Stirling McWilliam was the son of Captain Alexander and Jessie McWilliam of Victoria St, Williamstown. He attended Williamstown Grammar School and Scotch College before entering Royal Military College, Duntroon with the second intake of cadets on 7 March 1912.
He was described by his superiors as the most capable instructor amongst the Staff College Cadets and was given the responsibility of training the 9th Light Horse Regiment’s non-commissioned officers. General Bridges reportedly said ‘McWilliam is the type Duntroon will be proud of’.
Lieutenant Stirling Alexander McWilliam landed on Gallipoli with the 9th Light Horse Regiment on 21 May 1915 and nine days later he was dead; shot through the head while directing fire from his men.

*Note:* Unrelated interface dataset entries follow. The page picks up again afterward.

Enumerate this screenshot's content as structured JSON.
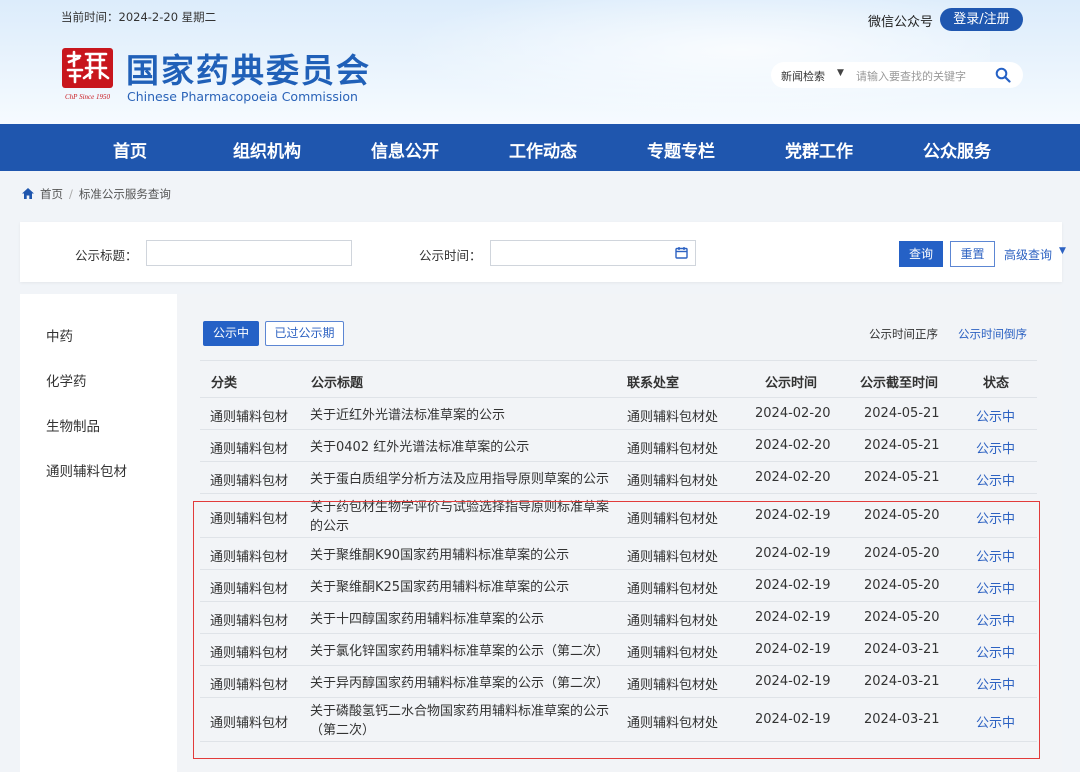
{
  "header": {
    "date_text": "当前时间：2024-2-20 星期二",
    "wechat": "微信公众号",
    "login": "登录/注册",
    "title": "国家药典委员会",
    "subtitle": "Chinese Pharmacopoeia Commission",
    "seal_text": "ChP Since 1950",
    "search_category": "新闻检索",
    "search_placeholder": "请输入要查找的关键字"
  },
  "nav": [
    "首页",
    "组织机构",
    "信息公开",
    "工作动态",
    "专题专栏",
    "党群工作",
    "公众服务"
  ],
  "breadcrumb": [
    "首页",
    "标准公示服务查询"
  ],
  "filter": {
    "title_label": "公示标题：",
    "time_label": "公示时间：",
    "query": "查询",
    "reset": "重置",
    "advanced": "高级查询"
  },
  "sidebar": [
    "中药",
    "化学药",
    "生物制品",
    "通则辅料包材"
  ],
  "tabs": {
    "active": "公示中",
    "inactive": "已过公示期"
  },
  "sort": {
    "asc": "公示时间正序",
    "desc": "公示时间倒序"
  },
  "table": {
    "headers": [
      "分类",
      "公示标题",
      "联系处室",
      "公示时间",
      "公示截至时间",
      "状态"
    ],
    "rows": [
      [
        "通则辅料包材",
        "关于近红外光谱法标准草案的公示",
        "通则辅料包材处",
        "2024-02-20",
        "2024-05-21",
        "公示中"
      ],
      [
        "通则辅料包材",
        "关于0402 红外光谱法标准草案的公示",
        "通则辅料包材处",
        "2024-02-20",
        "2024-05-21",
        "公示中"
      ],
      [
        "通则辅料包材",
        "关于蛋白质组学分析方法及应用指导原则草案的公示",
        "通则辅料包材处",
        "2024-02-20",
        "2024-05-21",
        "公示中"
      ],
      [
        "通则辅料包材",
        "关于药包材生物学评价与试验选择指导原则标准草案的公示",
        "通则辅料包材处",
        "2024-02-19",
        "2024-05-20",
        "公示中"
      ],
      [
        "通则辅料包材",
        "关于聚维酮K90国家药用辅料标准草案的公示",
        "通则辅料包材处",
        "2024-02-19",
        "2024-05-20",
        "公示中"
      ],
      [
        "通则辅料包材",
        "关于聚维酮K25国家药用辅料标准草案的公示",
        "通则辅料包材处",
        "2024-02-19",
        "2024-05-20",
        "公示中"
      ],
      [
        "通则辅料包材",
        "关于十四醇国家药用辅料标准草案的公示",
        "通则辅料包材处",
        "2024-02-19",
        "2024-05-20",
        "公示中"
      ],
      [
        "通则辅料包材",
        "关于氯化锌国家药用辅料标准草案的公示（第二次）",
        "通则辅料包材处",
        "2024-02-19",
        "2024-03-21",
        "公示中"
      ],
      [
        "通则辅料包材",
        "关于异丙醇国家药用辅料标准草案的公示（第二次）",
        "通则辅料包材处",
        "2024-02-19",
        "2024-03-21",
        "公示中"
      ],
      [
        "通则辅料包材",
        "关于磷酸氢钙二水合物国家药用辅料标准草案的公示（第二次）",
        "通则辅料包材处",
        "2024-02-19",
        "2024-03-21",
        "公示中"
      ]
    ]
  },
  "colors": {
    "brand_blue": "#1f56ae",
    "link_blue": "#2d62c2",
    "seal_red": "#c8161d",
    "highlight_red": "#e23b3b"
  }
}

He and his men had been in action for about four hours.
2nd Lieutenant Cameron of the 9th Light Horse Regiment wrote in his diary that Mr Mac, as he was called, was on the observation post when he turned and called to his men “’Stand to arms, Twelve hundred, Five Rounds – Oh God!” and fell back. It just required the word ‘Fire’ to complete the order…The first officer of the 9th to go. Poor Mac!’
In a letter to Captain and Mrs McWilliam, Lieutenant-Colonel Miell wrote ‘Your gallant son was…one of nature’s gentlemen. He was loved and respected by all ranks and his death was a great loss to the regiment’.

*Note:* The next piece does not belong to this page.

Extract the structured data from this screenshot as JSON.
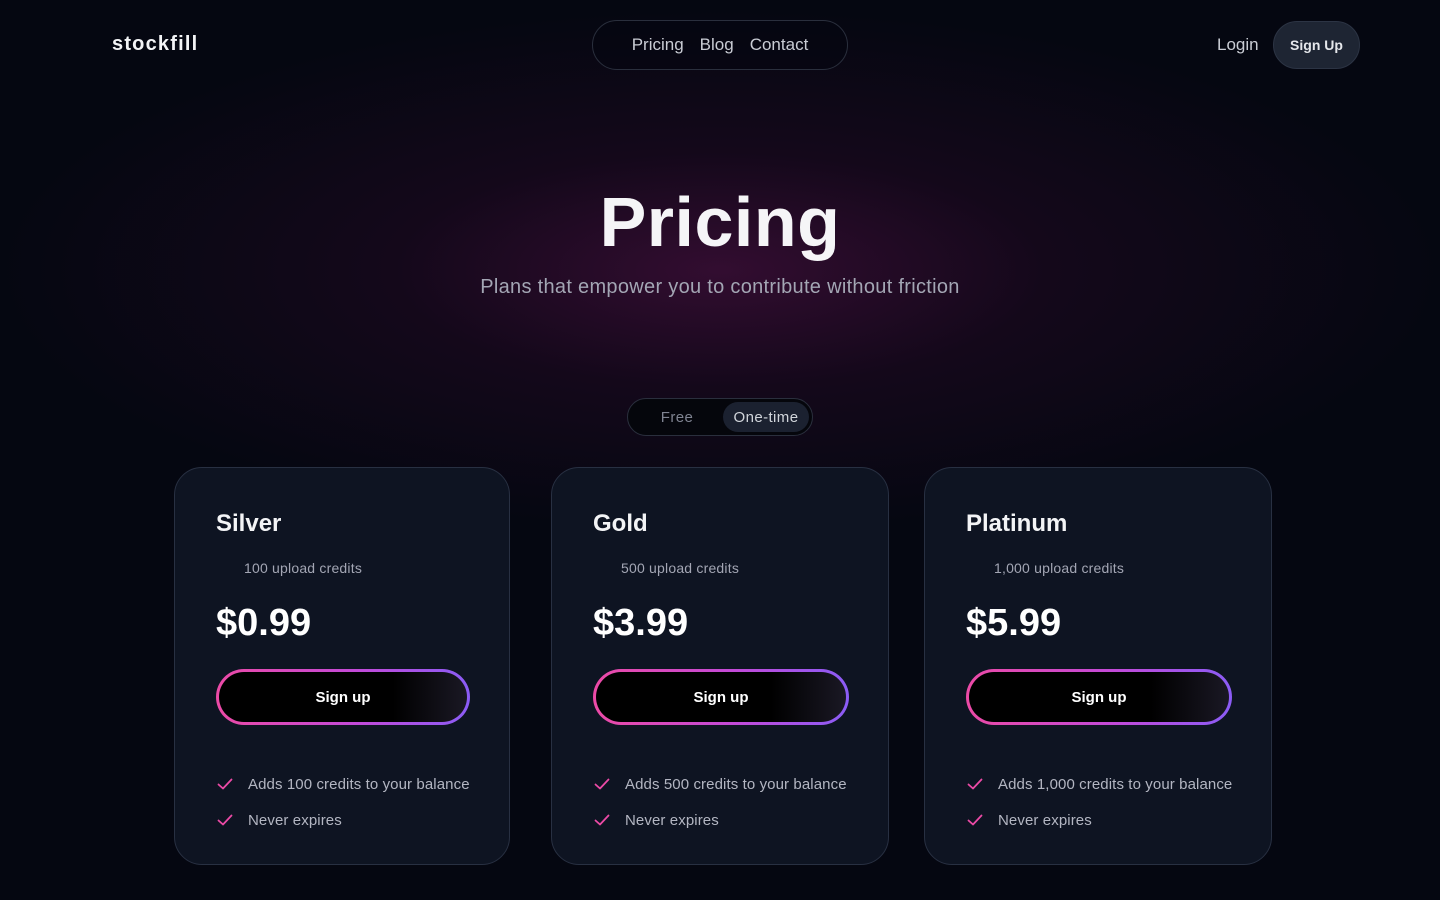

Lieutenant-Colonel Miell wrote that their son was buried close to where he fell and a wooden cross was placed on his grave. His service records note that he was buried in Reserve Trench at Walker’s Ridge. Stirling’s mother was still searching for his grave in 1924 when she notified the military that she had a detailed map of the location sent to her by one of her son’s colleagues. However when bodies were reinterred from Walker’s Ridge Cemetery in 1923, his grave was not identified and he was buried as ‘Unknown’.
His half-brother, John McWilliam, was killed in action on 11 August 1916 at Pozieres, France.
Williamstown Chronicle, Saturday 24 July 1915, p2
ACT Memorial, Stirling Alexander McWilliam
Scotch College WW1 Commemorative Website
Hosken, Graeme, Editor: Digger, Magazine of the Families and Friends of the First AIF Inc, No 36, September 2011, p18 (article contributed by Kim Phillips, Spirits of Gallipoli)